I want to start this by looking at what you don't do. Better put, what you can't do. You will have upset a client somewhere along the line. They will tell you what you can't do well. It might be a detail in planning, a drafting mistake - a spilled coffee? The point is that this is something you don't do well.
More importantly it gives you a more concrete direction for your USP. You do this, you don't do that. Your guarantee rests on what you don't do, fessing up to it and backing that up with a 100% money back guarantee.
Is this making any sense to you? I mentioned all of this above -that will give you the idea just how hard it is to grasp. Even recognizing its power is a step in the right direction.
Look at what your competitors are offering, beat their ads by 500% by driving in down through what they are offereing, and nail it with your guarantee. Sure, they might be offering what you do, ***they just ain't sayin so***. When they catch up, make sure you have a new USP ready. You will be constantly updating and honing the situation. It is a very real arms race! Yet if it is done properly, it need not be. If your competitors choose a genuine USP - they will appeal to a different segment of the population.

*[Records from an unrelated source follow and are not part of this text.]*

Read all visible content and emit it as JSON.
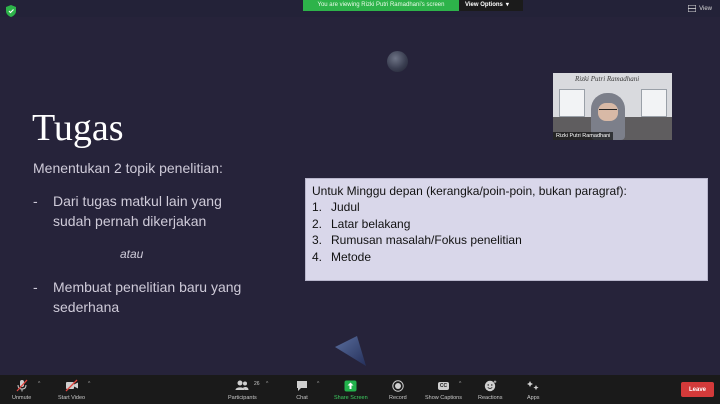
{
  "banner": {
    "viewing_text": "You are viewing Rizki Putri Ramadhani's screen",
    "view_options_label": "View Options"
  },
  "view_button_label": "View",
  "slide": {
    "title": "Tugas",
    "subtitle": "Menentukan 2 topik penelitian:",
    "items": [
      {
        "dash": "-",
        "text": "Dari tugas matkul lain yang sudah pernah dikerjakan"
      },
      {
        "dash": "-",
        "text": "Membuat penelitian baru yang sederhana"
      }
    ],
    "separator": "atau"
  },
  "video": {
    "background_sign": "Rizki Putri Ramadhani",
    "participant_name": "Rizki Putri Ramadhani"
  },
  "note": {
    "heading": "Untuk Minggu depan (kerangka/poin-poin, bukan paragraf):",
    "items": [
      {
        "num": "1.",
        "text": "Judul"
      },
      {
        "num": "2.",
        "text": "Latar belakang"
      },
      {
        "num": "3.",
        "text": "Rumusan masalah/Fokus penelitian"
      },
      {
        "num": "4.",
        "text": "Metode"
      }
    ]
  },
  "toolbar": {
    "unmute": "Unmute",
    "start_video": "Start Video",
    "participants": "Participants",
    "participants_count": "26",
    "chat": "Chat",
    "share_screen": "Share Screen",
    "record": "Record",
    "show_captions": "Show Captions",
    "cc_badge": "CC",
    "reactions": "Reactions",
    "apps": "Apps",
    "leave": "Leave"
  },
  "colors": {
    "banner_green": "#2db34a",
    "leave_red": "#d33a3a",
    "share_green": "#22b24c",
    "slide_bg": "#26233a"
  }
}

There are clients that no company wants though ...
I hope this puts things into some kind of context. Moriarty.
11/19/2012 at 6:23 PM

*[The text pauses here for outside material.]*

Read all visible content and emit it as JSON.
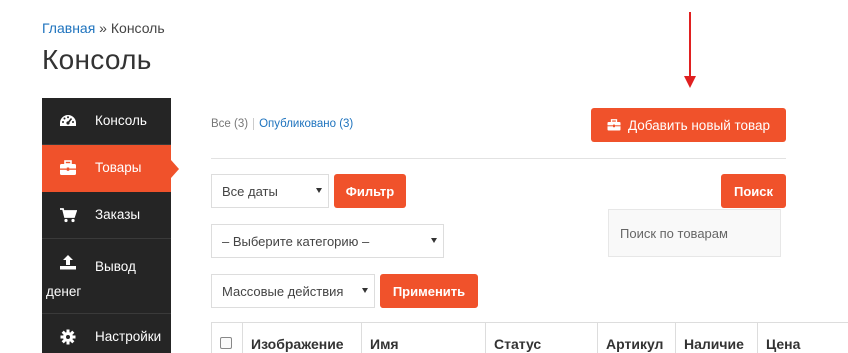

"what’s it going to be like in 2 years"
how long does your stuff last? Now to be worthwhile, your guarantee needs your knees to weaken. Okay? It has to be full on. Or it ain't going to work.
Try (example) "if it fails for any reason in three years, we will replace it for free". Any = any. A helicopter crashes, someone is sick on it, it really was a manufacturing fault (!). You will double sales and pay out on 1 in 50*.. Plus, you got three years to get your act together! Oh, and back up your guarantee with an insurance policy in case you go bust. That will please them too.
Now was that a boundary or a six?
*Who knows. You know your biz better than me. Just make it a really ballsy guarantee. Okay?
11/19/2012 at 6:25 PM
That means I am dopey, by the way. sorry. M
BACK TO TOP
Post a Comment
Why You Should Care That Google Ended Its Mandatory Google+ ...
by Larry Kim
How to Construct a Content Machine (Even If You're Not a ...
by Mandi Ellefson
How to Build an Influencer Marketing Strategy
by Andrew Cravenho
The Biggest Obstacles to Digital Marketing Success
by Ayaz Nanji
Six Tactics for Successfully Marketing to Millennials
by Dave Hawley
See more marketing articles »
MarketingProfs uses single
sign-on with Facebook, Twitter, Google and others to make subscribing and signing in easier for you. That's it, and nothing more! Rest assured that
provide your social data to 3rd parties
contact friends on your network
post messages on your behalf
interact with your social accounts
Your data is secure with